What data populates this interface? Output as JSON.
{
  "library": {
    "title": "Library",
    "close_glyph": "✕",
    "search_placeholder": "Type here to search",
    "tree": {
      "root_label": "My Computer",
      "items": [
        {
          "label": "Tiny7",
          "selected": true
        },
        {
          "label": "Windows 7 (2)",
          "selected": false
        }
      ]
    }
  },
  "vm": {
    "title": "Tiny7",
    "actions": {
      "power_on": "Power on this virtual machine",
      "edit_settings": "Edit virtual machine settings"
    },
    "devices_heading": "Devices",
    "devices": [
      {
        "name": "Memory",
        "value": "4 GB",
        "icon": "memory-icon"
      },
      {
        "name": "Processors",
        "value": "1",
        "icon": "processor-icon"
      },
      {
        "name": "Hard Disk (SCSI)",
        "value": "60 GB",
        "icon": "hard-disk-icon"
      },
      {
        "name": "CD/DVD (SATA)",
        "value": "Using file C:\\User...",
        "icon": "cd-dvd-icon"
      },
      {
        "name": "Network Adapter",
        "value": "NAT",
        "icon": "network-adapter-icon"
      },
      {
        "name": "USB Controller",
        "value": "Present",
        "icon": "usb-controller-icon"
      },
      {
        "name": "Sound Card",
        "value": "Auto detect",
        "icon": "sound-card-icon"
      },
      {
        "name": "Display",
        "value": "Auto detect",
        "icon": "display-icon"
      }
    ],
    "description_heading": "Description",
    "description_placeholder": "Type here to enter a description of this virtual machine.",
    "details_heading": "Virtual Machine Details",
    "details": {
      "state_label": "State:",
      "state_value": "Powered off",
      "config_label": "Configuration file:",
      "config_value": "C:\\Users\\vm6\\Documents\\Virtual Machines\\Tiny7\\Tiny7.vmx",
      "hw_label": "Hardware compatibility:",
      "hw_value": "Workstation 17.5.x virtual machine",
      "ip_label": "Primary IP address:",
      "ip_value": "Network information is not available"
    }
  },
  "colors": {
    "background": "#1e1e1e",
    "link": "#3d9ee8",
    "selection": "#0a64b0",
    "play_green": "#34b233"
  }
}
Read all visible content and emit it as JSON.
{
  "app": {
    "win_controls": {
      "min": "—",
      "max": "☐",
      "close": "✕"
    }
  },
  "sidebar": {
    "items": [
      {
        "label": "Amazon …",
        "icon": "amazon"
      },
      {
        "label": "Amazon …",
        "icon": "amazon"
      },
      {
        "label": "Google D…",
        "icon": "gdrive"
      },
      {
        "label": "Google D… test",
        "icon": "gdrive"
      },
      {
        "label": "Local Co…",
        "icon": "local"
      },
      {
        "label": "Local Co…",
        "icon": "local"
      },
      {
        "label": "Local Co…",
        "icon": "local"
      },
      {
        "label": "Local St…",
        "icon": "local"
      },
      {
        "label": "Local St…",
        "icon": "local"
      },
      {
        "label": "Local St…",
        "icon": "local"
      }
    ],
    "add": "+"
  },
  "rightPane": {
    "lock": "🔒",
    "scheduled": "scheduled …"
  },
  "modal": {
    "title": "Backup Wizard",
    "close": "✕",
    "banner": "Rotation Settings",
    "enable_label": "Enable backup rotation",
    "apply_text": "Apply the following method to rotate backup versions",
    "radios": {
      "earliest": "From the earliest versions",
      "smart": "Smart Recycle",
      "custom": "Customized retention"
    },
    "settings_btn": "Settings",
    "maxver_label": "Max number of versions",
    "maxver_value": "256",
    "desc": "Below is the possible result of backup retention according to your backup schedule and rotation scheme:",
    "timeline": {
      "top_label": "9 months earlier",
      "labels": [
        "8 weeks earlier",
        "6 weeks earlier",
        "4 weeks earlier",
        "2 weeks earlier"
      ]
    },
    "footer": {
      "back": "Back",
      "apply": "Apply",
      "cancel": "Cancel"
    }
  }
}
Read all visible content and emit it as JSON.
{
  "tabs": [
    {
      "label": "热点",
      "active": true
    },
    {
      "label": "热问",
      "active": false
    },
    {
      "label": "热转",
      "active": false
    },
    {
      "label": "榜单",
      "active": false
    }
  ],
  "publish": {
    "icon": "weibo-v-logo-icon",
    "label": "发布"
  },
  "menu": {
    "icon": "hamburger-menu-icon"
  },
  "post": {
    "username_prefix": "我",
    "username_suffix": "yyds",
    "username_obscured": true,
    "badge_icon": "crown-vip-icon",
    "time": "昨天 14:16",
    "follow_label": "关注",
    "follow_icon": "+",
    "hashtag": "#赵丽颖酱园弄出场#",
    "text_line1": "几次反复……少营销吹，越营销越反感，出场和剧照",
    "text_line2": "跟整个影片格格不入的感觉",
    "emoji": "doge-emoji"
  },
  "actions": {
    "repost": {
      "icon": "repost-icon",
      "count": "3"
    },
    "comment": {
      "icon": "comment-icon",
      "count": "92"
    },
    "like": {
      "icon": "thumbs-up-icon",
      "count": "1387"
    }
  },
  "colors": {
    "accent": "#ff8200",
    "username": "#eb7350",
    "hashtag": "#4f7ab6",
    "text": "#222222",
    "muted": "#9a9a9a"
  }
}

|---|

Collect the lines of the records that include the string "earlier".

Solution:
      "top_label": "9 months earlier",
        "8 weeks earlier",
        "6 weeks earlier",
        "4 weeks earlier",
        "2 weeks earlier"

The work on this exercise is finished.